---- INFORMATION
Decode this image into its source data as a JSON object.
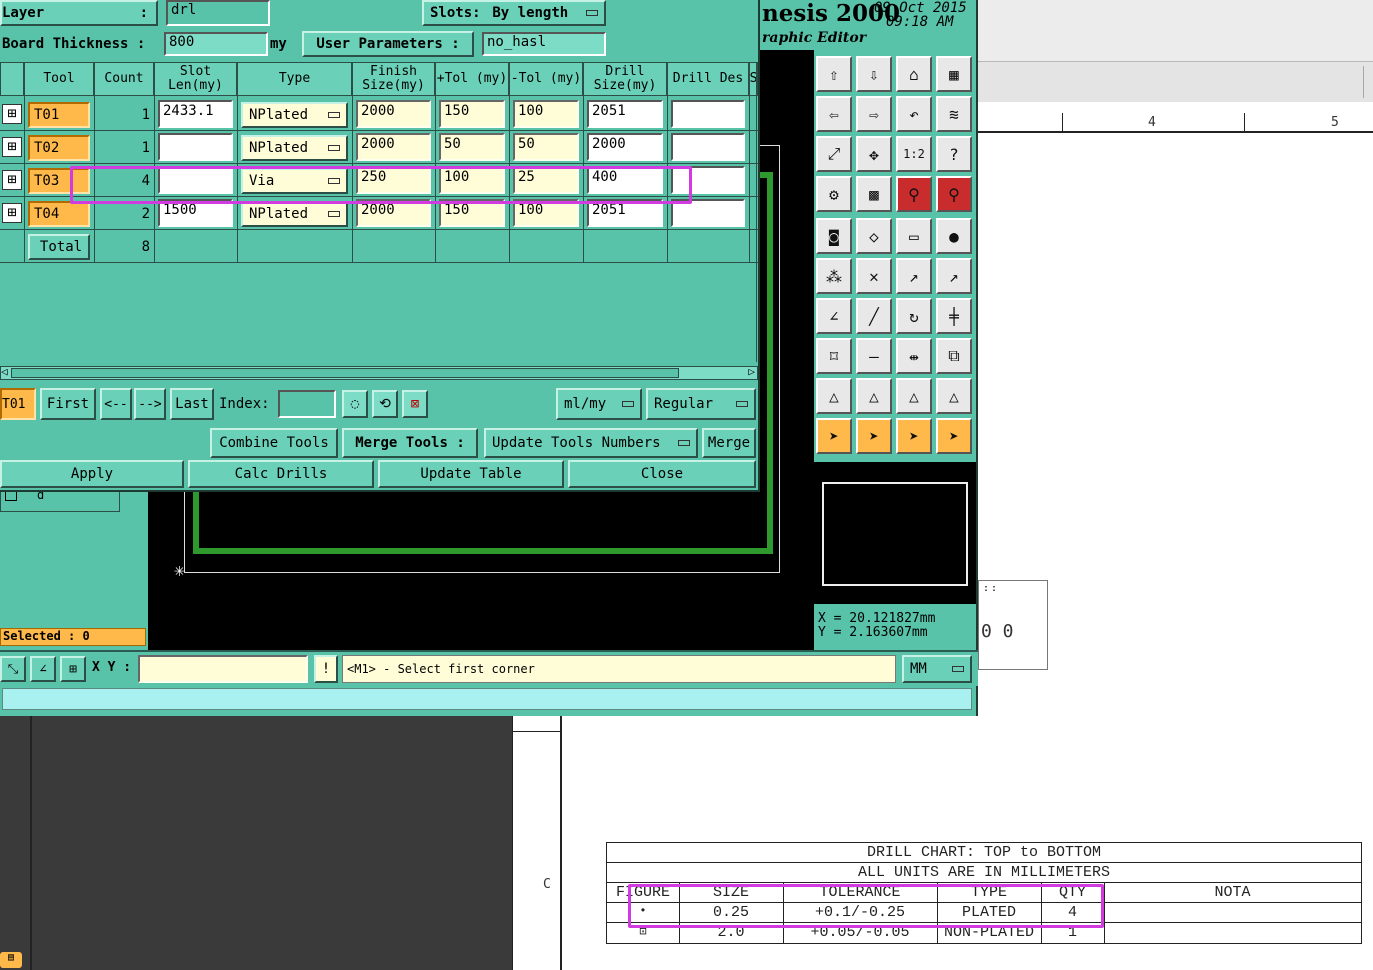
{
  "app": {
    "title_fragment": "nesis 2000",
    "subtitle_fragment": "raphic Editor",
    "date": "09 Oct 2015",
    "time": "09:18 AM"
  },
  "dialog": {
    "layer_label": "Layer",
    "layer_colon": ":",
    "layer_value": "drl",
    "slots_label": "Slots:",
    "slots_value": "By length",
    "board_thickness_label": "Board Thickness :",
    "board_thickness_value": "800",
    "board_thickness_unit": "my",
    "user_params_label": "User Parameters :",
    "user_params_value": "no_hasl",
    "columns": [
      "Tool",
      "Count",
      "Slot Len(my)",
      "Type",
      "Finish Size(my)",
      "+Tol (my)",
      "-Tol (my)",
      "Drill Size(my)",
      "Drill Des",
      "S"
    ],
    "rows": [
      {
        "tool": "T01",
        "count": "1",
        "slot_len": "2433.1",
        "type": "NPlated",
        "finish": "2000",
        "ptol": "150",
        "mtol": "100",
        "drill": "2051",
        "des": ""
      },
      {
        "tool": "T02",
        "count": "1",
        "slot_len": "",
        "type": "NPlated",
        "finish": "2000",
        "ptol": "50",
        "mtol": "50",
        "drill": "2000",
        "des": ""
      },
      {
        "tool": "T03",
        "count": "4",
        "slot_len": "",
        "type": "Via",
        "finish": "250",
        "ptol": "100",
        "mtol": "25",
        "drill": "400",
        "des": ""
      },
      {
        "tool": "T04",
        "count": "2",
        "slot_len": "1500",
        "type": "NPlated",
        "finish": "2000",
        "ptol": "150",
        "mtol": "100",
        "drill": "2051",
        "des": ""
      }
    ],
    "total_label": "Total",
    "total_count": "8",
    "nav": {
      "current": "T01",
      "first": "First",
      "prev": "<--",
      "next": "-->",
      "last": "Last",
      "index_label": "Index:",
      "units": "ml/my",
      "mode": "Regular"
    },
    "combine_tools": "Combine Tools",
    "merge_tools_label": "Merge Tools :",
    "update_tools_numbers": "Update Tools Numbers",
    "merge": "Merge",
    "apply": "Apply",
    "calc_drills": "Calc Drills",
    "update_table": "Update Table",
    "close": "Close"
  },
  "left_panel": {
    "selected": "Selected : 0",
    "small_label": "d"
  },
  "bottom_toolbar": {
    "xy_label": "X Y :",
    "xy_value": "",
    "bang": "!",
    "prompt": "<M1> - Select first corner",
    "units": "MM"
  },
  "coords": {
    "x": "X = 20.121827mm",
    "y": "Y = 2.163607mm"
  },
  "palette_icons": [
    "export-icon",
    "import-icon",
    "home-icon",
    "window-icon",
    "left-icon",
    "right-icon",
    "undo-icon",
    "layers-icon",
    "fit-icon",
    "zoom-icon",
    "ratio-icon",
    "help-icon",
    "settings-icon",
    "grid-icon",
    "drc-icon",
    "drc-icon",
    "flash-icon",
    "shape-icon",
    "ruler-icon",
    "dot-icon",
    "connect-icon",
    "cross-icon",
    "move-icon",
    "move-icon",
    "line-icon",
    "line-icon",
    "arc-icon",
    "split-icon",
    "pad-icon",
    "minus-icon",
    "measure-icon",
    "group-icon",
    "triangle-icon",
    "triangle-icon",
    "triangle-icon",
    "triangle-icon",
    "cursor-icon",
    "cursor-icon",
    "cursor-icon",
    "cursor-icon"
  ],
  "pdf": {
    "ruler_labels": [
      "4",
      "5"
    ],
    "side_letter": "C",
    "drill_chart": {
      "title": "DRILL CHART: TOP to BOTTOM",
      "subtitle": "ALL UNITS ARE IN MILLIMETERS",
      "headers": [
        "FIGURE",
        "SIZE",
        "TOLERANCE",
        "TYPE",
        "QTY",
        "NOTA"
      ],
      "rows": [
        {
          "figure": "•",
          "size": "0.25",
          "tolerance": "+0.1/-0.25",
          "type": "PLATED",
          "qty": "4",
          "nota": ""
        },
        {
          "figure": "⊡",
          "size": "2.0",
          "tolerance": "+0.05/-0.05",
          "type": "NON-PLATED",
          "qty": "1",
          "nota": ""
        }
      ]
    },
    "drawing_fragment": "0 0"
  }
}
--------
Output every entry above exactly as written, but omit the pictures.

Decode this image into its source data as a JSON object.
{
  "app": {
    "title_fragment": "nesis 2000",
    "subtitle_fragment": "raphic Editor",
    "date": "09 Oct 2015",
    "time": "09:18 AM"
  },
  "dialog": {
    "layer_label": "Layer",
    "layer_colon": ":",
    "layer_value": "drl",
    "slots_label": "Slots:",
    "slots_value": "By length",
    "board_thickness_label": "Board Thickness :",
    "board_thickness_value": "800",
    "board_thickness_unit": "my",
    "user_params_label": "User Parameters :",
    "user_params_value": "no_hasl",
    "columns": [
      "Tool",
      "Count",
      "Slot Len(my)",
      "Type",
      "Finish Size(my)",
      "+Tol (my)",
      "-Tol (my)",
      "Drill Size(my)",
      "Drill Des",
      "S"
    ],
    "rows": [
      {
        "tool": "T01",
        "count": "1",
        "slot_len": "2433.1",
        "type": "NPlated",
        "finish": "2000",
        "ptol": "150",
        "mtol": "100",
        "drill": "2051",
        "des": ""
      },
      {
        "tool": "T02",
        "count": "1",
        "slot_len": "",
        "type": "NPlated",
        "finish": "2000",
        "ptol": "50",
        "mtol": "50",
        "drill": "2000",
        "des": ""
      },
      {
        "tool": "T03",
        "count": "4",
        "slot_len": "",
        "type": "Via",
        "finish": "250",
        "ptol": "100",
        "mtol": "25",
        "drill": "400",
        "des": ""
      },
      {
        "tool": "T04",
        "count": "2",
        "slot_len": "1500",
        "type": "NPlated",
        "finish": "2000",
        "ptol": "150",
        "mtol": "100",
        "drill": "2051",
        "des": ""
      }
    ],
    "total_label": "Total",
    "total_count": "8",
    "nav": {
      "current": "T01",
      "first": "First",
      "prev": "<--",
      "next": "-->",
      "last": "Last",
      "index_label": "Index:",
      "units": "ml/my",
      "mode": "Regular"
    },
    "combine_tools": "Combine Tools",
    "merge_tools_label": "Merge Tools :",
    "update_tools_numbers": "Update Tools Numbers",
    "merge": "Merge",
    "apply": "Apply",
    "calc_drills": "Calc Drills",
    "update_table": "Update Table",
    "close": "Close"
  },
  "left_panel": {
    "selected": "Selected : 0",
    "small_label": "d"
  },
  "bottom_toolbar": {
    "xy_label": "X Y :",
    "xy_value": "",
    "bang": "!",
    "prompt": "<M1> - Select first corner",
    "units": "MM"
  },
  "coords": {
    "x": "X = 20.121827mm",
    "y": "Y = 2.163607mm"
  },
  "palette_icons": [
    "export-icon",
    "import-icon",
    "home-icon",
    "window-icon",
    "left-icon",
    "right-icon",
    "undo-icon",
    "layers-icon",
    "fit-icon",
    "zoom-icon",
    "ratio-icon",
    "help-icon",
    "settings-icon",
    "grid-icon",
    "drc-icon",
    "drc-icon",
    "flash-icon",
    "shape-icon",
    "ruler-icon",
    "dot-icon",
    "connect-icon",
    "cross-icon",
    "move-icon",
    "move-icon",
    "line-icon",
    "line-icon",
    "arc-icon",
    "split-icon",
    "pad-icon",
    "minus-icon",
    "measure-icon",
    "group-icon",
    "triangle-icon",
    "triangle-icon",
    "triangle-icon",
    "triangle-icon",
    "cursor-icon",
    "cursor-icon",
    "cursor-icon",
    "cursor-icon"
  ],
  "pdf": {
    "ruler_labels": [
      "4",
      "5"
    ],
    "side_letter": "C",
    "drill_chart": {
      "title": "DRILL CHART: TOP to BOTTOM",
      "subtitle": "ALL UNITS ARE IN MILLIMETERS",
      "headers": [
        "FIGURE",
        "SIZE",
        "TOLERANCE",
        "TYPE",
        "QTY",
        "NOTA"
      ],
      "rows": [
        {
          "figure": "•",
          "size": "0.25",
          "tolerance": "+0.1/-0.25",
          "type": "PLATED",
          "qty": "4",
          "nota": ""
        },
        {
          "figure": "⊡",
          "size": "2.0",
          "tolerance": "+0.05/-0.05",
          "type": "NON-PLATED",
          "qty": "1",
          "nota": ""
        }
      ]
    },
    "drawing_fragment": "0 0"
  }
}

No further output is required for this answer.